Highway Patrol Finds Link Between Coverage Dead Zones and Car Crashes


Share on facebook
Share on google
Share on twitter
Share on linkedin

fl-hwy-patrolDropped cell phone calls are pesky and cumbersome but might also be dangerous, especially while driving 70 MPH down the interstate. The Florida Highway Patrol (FHP) is currently investigating a possible connection between dropped phone calls and the frequency of car crashes, reports news4Jax.com.

The area being investigated is a stretch along Interstate 95 in St. Johns County, Florida, home to St. Augustine. Residents have reported several different dead zones along the stretch of highway, and DeadCellZones.com also shows bad coverage areas in the county.

Dropped calls can become a distraction for drivers who try and reconnect after the call has been dropped. While texting and driving is illegal in Florida, talking on the phone is not, although the FHP discourages redialing while driving.

“Redialing a cellular call is allowed. However, that is an unsafe action, so we encourage people to drive as safely as possible,” FHP Sgt. Dylan Bryan recently told news4jax.com. “We call it a triple threat. Your eyes are off the road; your hands are usually off the wheel and your mind’s off driving.”

FHP has investigated 579 crashes along Interstate 95 since the beginning of last year and found that only seven were due to distracted driving.
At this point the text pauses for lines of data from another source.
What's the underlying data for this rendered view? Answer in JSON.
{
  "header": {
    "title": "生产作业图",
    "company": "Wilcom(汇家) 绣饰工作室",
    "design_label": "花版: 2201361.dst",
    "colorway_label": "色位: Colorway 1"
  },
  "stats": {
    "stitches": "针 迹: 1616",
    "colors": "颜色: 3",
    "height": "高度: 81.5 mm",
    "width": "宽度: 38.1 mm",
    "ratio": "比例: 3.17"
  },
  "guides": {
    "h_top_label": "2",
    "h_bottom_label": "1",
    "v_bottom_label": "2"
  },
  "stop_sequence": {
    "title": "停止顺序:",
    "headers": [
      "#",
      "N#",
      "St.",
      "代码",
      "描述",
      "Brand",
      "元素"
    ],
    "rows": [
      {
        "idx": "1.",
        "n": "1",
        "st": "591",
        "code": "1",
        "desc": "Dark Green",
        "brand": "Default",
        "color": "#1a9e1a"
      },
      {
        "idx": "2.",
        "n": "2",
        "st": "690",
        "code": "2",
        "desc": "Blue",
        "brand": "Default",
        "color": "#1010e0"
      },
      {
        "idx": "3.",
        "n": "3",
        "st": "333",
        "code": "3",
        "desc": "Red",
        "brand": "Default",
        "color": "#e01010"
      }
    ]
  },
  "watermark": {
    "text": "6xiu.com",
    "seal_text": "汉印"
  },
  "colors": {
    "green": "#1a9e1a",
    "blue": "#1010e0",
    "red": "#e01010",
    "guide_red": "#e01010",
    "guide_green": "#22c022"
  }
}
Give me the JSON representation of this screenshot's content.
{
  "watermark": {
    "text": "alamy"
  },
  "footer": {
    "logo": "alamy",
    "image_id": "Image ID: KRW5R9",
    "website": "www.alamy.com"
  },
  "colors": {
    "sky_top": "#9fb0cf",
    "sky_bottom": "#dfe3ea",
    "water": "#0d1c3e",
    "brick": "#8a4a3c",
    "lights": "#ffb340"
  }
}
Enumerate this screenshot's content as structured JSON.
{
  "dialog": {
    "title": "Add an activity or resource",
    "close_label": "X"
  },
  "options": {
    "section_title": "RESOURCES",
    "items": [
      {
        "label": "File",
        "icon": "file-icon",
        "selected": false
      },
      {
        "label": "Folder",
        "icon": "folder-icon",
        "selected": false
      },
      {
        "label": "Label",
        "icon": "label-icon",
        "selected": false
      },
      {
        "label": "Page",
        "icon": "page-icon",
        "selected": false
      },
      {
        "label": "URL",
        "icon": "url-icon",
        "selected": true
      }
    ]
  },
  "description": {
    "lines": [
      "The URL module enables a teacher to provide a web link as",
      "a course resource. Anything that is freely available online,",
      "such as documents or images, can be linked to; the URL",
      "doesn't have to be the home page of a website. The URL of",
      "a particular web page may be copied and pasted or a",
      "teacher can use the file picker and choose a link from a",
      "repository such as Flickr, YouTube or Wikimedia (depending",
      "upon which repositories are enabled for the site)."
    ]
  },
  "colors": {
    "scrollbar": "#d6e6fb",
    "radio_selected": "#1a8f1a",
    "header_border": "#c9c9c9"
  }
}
However, Bryan said that number might be higher if subpoenas for victim’s phone records are obtained.  

January 12, 2017

Reader Interactions

Leave a Reply

This site uses Akismet to reduce spam. Learn how your comment data is processed.